We’ve also observed people’s preference for links to PDFs (over links to Web pages) from e-mail campaigns. For almost every e-mail campaign we’ve run, the highest click-through rate is for PDF downloads – and not by a small margin. Most key text links (such as the main call to action) might get a respectable 2%-5% click rate, but PDFs can get an outrageous 40%+ click rate – providing that the PDF isn’t just ‘additional fluff’ but is the more detailed extra information, or real value added content such as ‘how to’ guides. In short, stuff that doesn’t sell hard, but actually delivers content that’s of real value.
This makes it especially important to plan e-mail marketing campaigns, not just with a strong call to action or offer, but also with some value added content that can really hook people.
Before everyone rushes off to create top-ten guides in Word, think hard about the impression that the PDF will give when people open it. Yes, you can create PDFs yourself, but if they don’t look as good as the brochures that your design agency churns out, then all of the ‘real’ marketing work you’ve done will get quickly undone, leaving an aftertaste of amateurism that undermines your brand. If you’re going to do it, do it right.

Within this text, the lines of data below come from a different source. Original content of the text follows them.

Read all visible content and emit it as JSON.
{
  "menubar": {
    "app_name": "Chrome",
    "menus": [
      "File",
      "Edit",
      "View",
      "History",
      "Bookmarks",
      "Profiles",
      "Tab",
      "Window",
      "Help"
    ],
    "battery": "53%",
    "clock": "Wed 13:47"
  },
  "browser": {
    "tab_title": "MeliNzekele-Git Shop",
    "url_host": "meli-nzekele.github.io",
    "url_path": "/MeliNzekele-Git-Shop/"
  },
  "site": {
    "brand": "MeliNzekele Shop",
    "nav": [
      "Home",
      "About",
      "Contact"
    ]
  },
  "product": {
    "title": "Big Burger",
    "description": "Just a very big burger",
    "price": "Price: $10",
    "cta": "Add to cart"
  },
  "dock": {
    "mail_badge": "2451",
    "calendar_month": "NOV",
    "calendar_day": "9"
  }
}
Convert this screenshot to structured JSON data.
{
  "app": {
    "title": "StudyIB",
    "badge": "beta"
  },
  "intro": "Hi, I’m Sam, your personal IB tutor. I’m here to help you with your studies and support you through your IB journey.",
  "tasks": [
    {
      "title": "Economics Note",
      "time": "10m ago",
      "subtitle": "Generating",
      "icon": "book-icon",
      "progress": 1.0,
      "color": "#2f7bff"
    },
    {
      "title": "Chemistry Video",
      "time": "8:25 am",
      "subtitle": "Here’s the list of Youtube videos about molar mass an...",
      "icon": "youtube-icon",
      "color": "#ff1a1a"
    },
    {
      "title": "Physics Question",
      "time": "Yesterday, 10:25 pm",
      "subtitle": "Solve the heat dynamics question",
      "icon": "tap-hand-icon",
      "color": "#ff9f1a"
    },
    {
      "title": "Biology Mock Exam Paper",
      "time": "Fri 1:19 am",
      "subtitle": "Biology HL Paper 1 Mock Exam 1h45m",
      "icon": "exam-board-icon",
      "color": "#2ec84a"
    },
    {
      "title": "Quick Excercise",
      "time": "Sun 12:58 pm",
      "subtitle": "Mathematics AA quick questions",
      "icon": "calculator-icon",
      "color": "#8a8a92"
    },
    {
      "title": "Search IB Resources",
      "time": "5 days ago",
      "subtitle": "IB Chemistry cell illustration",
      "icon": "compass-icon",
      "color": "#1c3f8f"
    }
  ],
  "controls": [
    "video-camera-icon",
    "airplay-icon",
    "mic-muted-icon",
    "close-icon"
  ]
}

PDFs provide a fantastic way to get brochures into the hands of your clients quickly and cheaply. After all, there’s no postage cost, no printing costs – and they can be delivered within seconds. That’s not to say that you don’t need printed brochures (though for some items you may not). Although it’s an admittedly emotional response, there’s something about the triumphant thud of brochure landing on the desk of a chief executive that makes the ‘ping’ of a PDF arriving in your inbox seem – well, disappointing.
So, used intelligently and designed well, PDFs can play an important part in your marketing mix – and can deliver some significant benefits.